But Logan and Cade aren’t about to give up on this fight. I couldn’t help but admire these two kids, who live in a homogenous area with very little diversity. While the school doesn’t have any Jewish children enrolled, both of the main characters have strong moral values and stand up for what they believe in. I loved seeing how even though they faced adversity as a result of their choices, they were able to rely on each other for strength.
While the point of view mainly shifts between Logan and Cade, there are also chapters told from the viewpoint of other characters as well. It gives a lot more insight into what is going on behind the scenes, and adds a bit more depth to the story.
There’s a huge role that social media and technology plays in this book as well. It makes me really glad that I grew up before smartphones (ok, cell phones at all) and social media were even a thing. But it also makes me realize how much of an effect it really has on not just the story, but on day-to-day life. In this book, social media plays a dual role — it’s helpful in disseminating information and getting exposure, but it also can be used harmfully. I think most of us are aware of the dark side of social media, and how people can hide behind a screen and share hateful things without revealing who they really are.
The material shared in this book is incredibly timely. It discusses not just antisemitism, but racism, homophobia, hate, and injustice. Rather than focusing on simply the Holocaust, it also shows how far we still have to go as a society by bringing more recent events to light:
“‘We only need to look to Sudan and Myanmar, to name just a few nations, to understand that genocide is not history. It’s a part of our modern society. We can turn to China and the reports of concentration camps holding up to a million Uighur Muslims.’”
On a personal note, this book made me cry SO. MANY. TIMES. It really kicked up a lot of emotion for me, since it also touches on not only my cultural history and family’s experiences, but also my own personal experiences. I know that when my father came to the US after surviving the Holocaust, he settled in an area with a large Jewish population so that we wouldn’t have to grow up feeling afraid to be Jewish. We all want to feel safe where we live. But no matter where I’ve been, how diverse the area is, and how many Jewish families are around, the ugly specter of antisemitism rears its head. I grew up having my father tell all of us that you can’t trust anyone because that’s how he grew up — the people you knew your whole life and lived next door to would turn you in to the Nazis just because you’re Jewish. And when swastikas were spray painted at my high school, or we heard antisemitic slurs or jokes, I always spoke out. Because this quote is the truth:

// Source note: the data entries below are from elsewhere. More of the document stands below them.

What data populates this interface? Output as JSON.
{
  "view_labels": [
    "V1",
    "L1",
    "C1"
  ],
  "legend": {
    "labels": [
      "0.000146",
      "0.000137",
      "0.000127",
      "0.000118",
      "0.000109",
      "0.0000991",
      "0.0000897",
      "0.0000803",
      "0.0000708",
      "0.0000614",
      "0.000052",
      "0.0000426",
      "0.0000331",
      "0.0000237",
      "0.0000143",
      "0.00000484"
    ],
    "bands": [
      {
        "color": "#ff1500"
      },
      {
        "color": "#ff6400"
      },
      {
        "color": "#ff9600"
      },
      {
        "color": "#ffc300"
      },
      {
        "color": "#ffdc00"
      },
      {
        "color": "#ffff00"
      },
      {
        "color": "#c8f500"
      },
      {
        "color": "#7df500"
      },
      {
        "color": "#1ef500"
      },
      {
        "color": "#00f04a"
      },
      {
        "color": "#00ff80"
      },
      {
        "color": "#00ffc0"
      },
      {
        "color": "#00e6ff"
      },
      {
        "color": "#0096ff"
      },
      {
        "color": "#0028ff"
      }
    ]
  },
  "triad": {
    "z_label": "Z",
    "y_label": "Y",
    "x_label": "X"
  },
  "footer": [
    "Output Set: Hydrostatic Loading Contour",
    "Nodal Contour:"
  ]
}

“I swore never to be silent whenever and wherever human beings endure suffering and humiliation. We must always take sides. Neutrality helps the oppressor, never the victim. Silence encourages the tormentor, never the tormented.” — Elie Wiesel, Holocaust survivor
So if you see hate, oppression, suffering, or humiliation, SPEAK UP. Even when it doesn’t affect you directly. ESPECIALLY when it doesn’t affect you directly. Because hate affects us all in the end. This book does an amazing job of showing both sides: how hate hurts and how kindness heals.
Categories: Book Review